Another way the gospel stays fresh is to realize that Jesus lives to intercede for us today. No matter how long we’ve been Christians, Jesus is still our Good News. We continue to believe that he is the Son of God who died for our sins, was resurrected, and lives to intercede for us even now. We never at any point have to save ourselves. As Paul wrote:

“So then, just as you received Christ Jesus as Lord, continue to live in him, rooted and built up in him, strengthened in the faith as you were taught, and overflowing with thankfulness.” (Colossians 2:6-7)

We also keep the Gospel alive by passing it on to others. The January, 2009, issue of Christianity Today has a cover graphic with the words Marketing Jesus. I’m glad that Christians are considering that treating Jesus like a brand or a product to market might not be such a good thing.
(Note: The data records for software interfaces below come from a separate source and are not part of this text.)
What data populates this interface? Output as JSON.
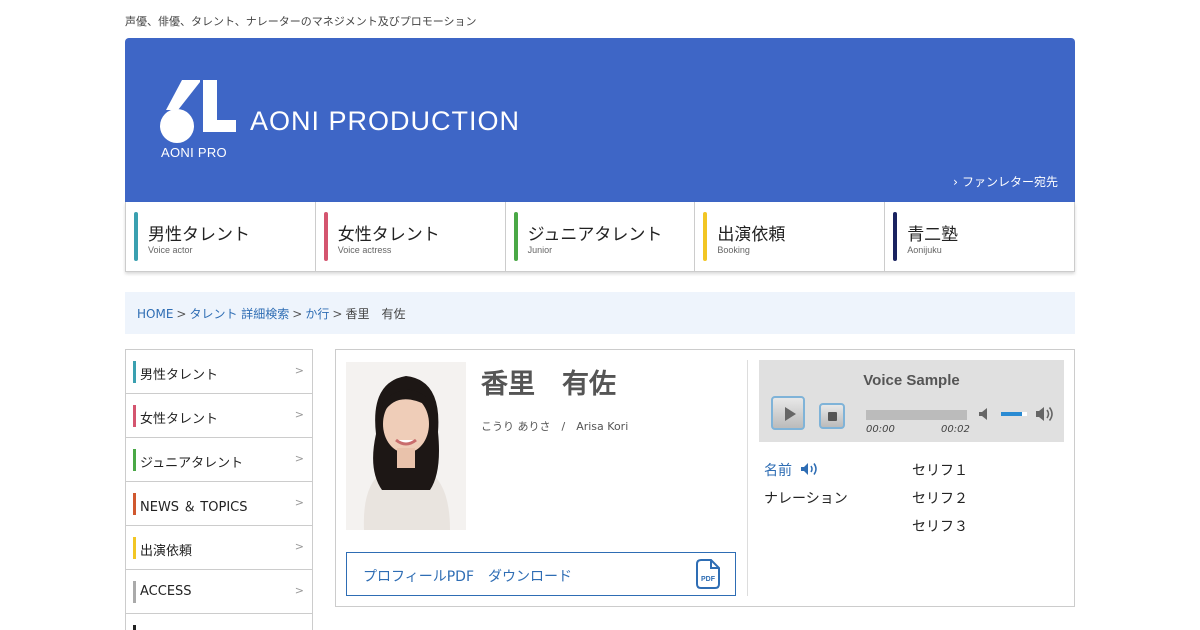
{
  "tagline": "声優、俳優、タレント、ナレーターのマネジメント及びプロモーション",
  "header": {
    "logo_sub": "AONI PRO",
    "logo_text": "AONI PRODUCTION",
    "fanletter": "ファンレター宛先",
    "bg_color": "#3e66c6"
  },
  "gnav": [
    {
      "label": "男性タレント",
      "sub": "Voice actor",
      "color": "#3aa0b0"
    },
    {
      "label": "女性タレント",
      "sub": "Voice actress",
      "color": "#d4556f"
    },
    {
      "label": "ジュニアタレント",
      "sub": "Junior",
      "color": "#4aa846"
    },
    {
      "label": "出演依頼",
      "sub": "Booking",
      "color": "#f2c624"
    },
    {
      "label": "青二塾",
      "sub": "Aonijuku",
      "color": "#1a2360"
    }
  ],
  "breadcrumb": {
    "home": "HOME",
    "search": "タレント 詳細検索",
    "row": "か行",
    "sep": ">",
    "current": "香里　有佐"
  },
  "side": [
    {
      "label": "男性タレント",
      "color": "#3aa0b0"
    },
    {
      "label": "女性タレント",
      "color": "#d4556f"
    },
    {
      "label": "ジュニアタレント",
      "color": "#4aa846"
    },
    {
      "label": "NEWS ＆ TOPICS",
      "color": "#d0582f"
    },
    {
      "label": "出演依頼",
      "color": "#f2c624"
    },
    {
      "label": "ACCESS",
      "color": "#aaaaaa"
    }
  ],
  "profile": {
    "name": "香里　有佐",
    "kana": "こうり ありさ　/　Arisa Kori",
    "pdf_label": "プロフィールPDF　ダウンロード",
    "pdf_icon_text": "PDF"
  },
  "player": {
    "title": "Voice Sample",
    "time_current": "00:00",
    "time_duration": "00:02",
    "volume_level": 0.8
  },
  "samples": {
    "category_name": "名前",
    "category_narration": "ナレーション",
    "lines": [
      "セリフ１",
      "セリフ２",
      "セリフ３"
    ]
  }
}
Billboards that try to market Jesus as if he were a dairy product (Got Jesus!) do not present the complete Jesus. Jesus is God, Creator, Savior, Lord, King, Elder Brother, High Priest, Teacher, Wonderful Counselor, Mighty God, Everlasting Father, Prince of Peace, Son of Man and Son of God, descendent of David and the great I Am. I realize it is an attempt to get a consumer society’s attention. But there has to be a better way.

The same issue has an article that cautions Christians to remember that the most “profound social problem” is the need to be reconciled to God. Yes, it’s good to feed the poor and relieve suffering as you have means and opportunity, but the most pressing human need is our need to be reconciled to God. Those good works can be an opportunity to give the message of reconciliation, but we mustn’t substitute good works for it.

The most effective way of preaching the gospel is living it. Paul’s advice to women who were married to unbelievers was to be a light by their attitude and behavior and not by trying to argue them into it--good advice for any of us with any unbeliever. My sister says she believes in God, but she is not a Christian. I realized that she needed to see the gospel before she could hear it. She’s already been subjected to the attempt to cram it down her throat by well meaning friends.

But we do need to be prepared to speak when we are asked. When we stay “prepared to give an answer to everyone who asks you to give the reason for the hope that you have,” we can’t help but keep Christ and his good news upper most in our minds and hearts.

The Good News for us is that we were rescued by Jesus who ran into the burning building of our lives and carried us to safety. We continue to put our trust in him to keep us safe. We have an Elder Brother who loves every one of us. He never ever says, “Now you have to rescue yourself. You’re on your own now.” He assures us, “I will never leave you; I will never forsake you.”

I hope each of us will take home with us a renewed dependence on Jesus for the strengthening of our faith and for continuing to grow into his likeness by practicing his teachings. I hope we will allow the Gospel to root us and build us up in Christ.

Handout Sheet of Gospel Scriptures Prepared by Scarlett Stough for the women’s retreat February 6-8, 2009